Improving the accuracy for the Feet trick can be achieved by increasing the excitement of your dog.  The goal is for your dog to be eager to perform the trick. This will increase the speed of your dog to come in position and, in turn, it will require more self-control to achieve the position. As such your dog will learn to become more accurate with its positioning.

The other positive aspect of playing with your dog arousal levels is to get a sharper / faster reaction to come in position as soon as your dog hears the verbal cue.

Note: with Manouk we increased his arousal level with a toy, but for a food orientated dogs, this can be done by using a higher value food.

If your dog is too excited and can not perform the trick, you need to learn to only modulate its arousal to a level it can work. My advise is to revert back to a low arousal situation first and slowly build the arousal levels.

This is a second video illustrating Manouk try to control his impulse whilst working when more aroused.


Up to now, you have taught your dog independent tricks, but tricks start to look amazing when you can start chaining them together. Over the next 2 weeks you are going to start to do just that.

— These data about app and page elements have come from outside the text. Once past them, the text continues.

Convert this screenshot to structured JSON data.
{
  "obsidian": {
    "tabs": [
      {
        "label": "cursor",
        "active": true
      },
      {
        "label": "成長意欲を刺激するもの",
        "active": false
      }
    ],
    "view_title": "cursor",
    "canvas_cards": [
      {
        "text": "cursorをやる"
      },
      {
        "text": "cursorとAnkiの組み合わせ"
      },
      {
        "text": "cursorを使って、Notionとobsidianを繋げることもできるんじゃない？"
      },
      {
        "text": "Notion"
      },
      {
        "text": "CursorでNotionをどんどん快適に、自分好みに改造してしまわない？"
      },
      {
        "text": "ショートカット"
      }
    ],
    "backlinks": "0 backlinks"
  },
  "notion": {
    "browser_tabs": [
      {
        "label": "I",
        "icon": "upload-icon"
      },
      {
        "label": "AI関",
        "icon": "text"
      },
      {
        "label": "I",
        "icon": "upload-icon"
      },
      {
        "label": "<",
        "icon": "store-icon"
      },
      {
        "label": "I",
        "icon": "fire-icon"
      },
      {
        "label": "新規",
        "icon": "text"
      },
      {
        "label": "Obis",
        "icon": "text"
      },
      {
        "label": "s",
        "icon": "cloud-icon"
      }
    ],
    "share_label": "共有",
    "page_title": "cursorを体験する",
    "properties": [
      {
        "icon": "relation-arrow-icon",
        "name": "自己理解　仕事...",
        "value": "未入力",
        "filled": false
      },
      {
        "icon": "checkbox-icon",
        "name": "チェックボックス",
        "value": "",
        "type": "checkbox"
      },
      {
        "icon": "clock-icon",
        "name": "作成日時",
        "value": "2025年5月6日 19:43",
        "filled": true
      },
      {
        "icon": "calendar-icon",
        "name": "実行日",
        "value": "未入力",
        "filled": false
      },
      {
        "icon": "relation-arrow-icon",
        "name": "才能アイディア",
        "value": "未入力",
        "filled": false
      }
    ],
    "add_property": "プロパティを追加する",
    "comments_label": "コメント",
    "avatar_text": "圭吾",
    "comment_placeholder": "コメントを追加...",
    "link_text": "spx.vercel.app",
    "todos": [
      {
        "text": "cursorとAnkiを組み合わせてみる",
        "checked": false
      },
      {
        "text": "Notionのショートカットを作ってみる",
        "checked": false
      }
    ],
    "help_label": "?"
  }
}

Chaining simply means following one trick with another one in a chain. Chaining is the secret to teaching complex tricks: you split the trick in smaller easier tricks and then you combine them together.

To start with you will need to reward for each independent tricks in the chain, but will progress to only rewarding the final trick.

Your first chained trick is going to be “Feet” which combines both the “On it” and “Middle” tricks.

To start get started

  • Turn your feet so that your toes are pointing inwards.
  • Use your Middle command to get your dog to come between your legs
  • As soon as your dog is in the middle position use your On It command to ask your dog to put its front paws on your feet.

You may find that when you ask your dog for the “On It” that it may only put one of its paws onto one of your feet. The quick tip for enticing your dog to place a paw on both of your feet is for you to subtly shift where you are providing the reward whilst still asking your dog for the “On It”. Try to give the reward high enough so your dog has to move his second paw off the ground to get the treat. If, for example, your dog has not placed a paw on your left foot, slightly lean and offer the reward to your left side. As your dog’s head moves towards the left for the reward its more likely to lift and place its left paw.

As your dog begins to understand that it needs to place its front paws on top of your feet, you can start decreasing the angle that you are turning your feet. Ultimately your feet should be pointing forwards with your dog still placing its paws.

When your dog clearly understands the required behaviour, start to introduce a word to associate to this. This word will become the single command that will replace both the Middle and On It commands

To introduce the word, ask your dog for the “On It” and as soon as it has both paws on your feet give the new word and reward.

The final step that you will add to complete the trick is for you to walk forwards whilst your dog has its front paws on top of your feet. I tend to have a verbal cue, such as “walk” to make sure my dog is getting ready to walk .

Emily demonstrates all these steps in the following video with Manouk.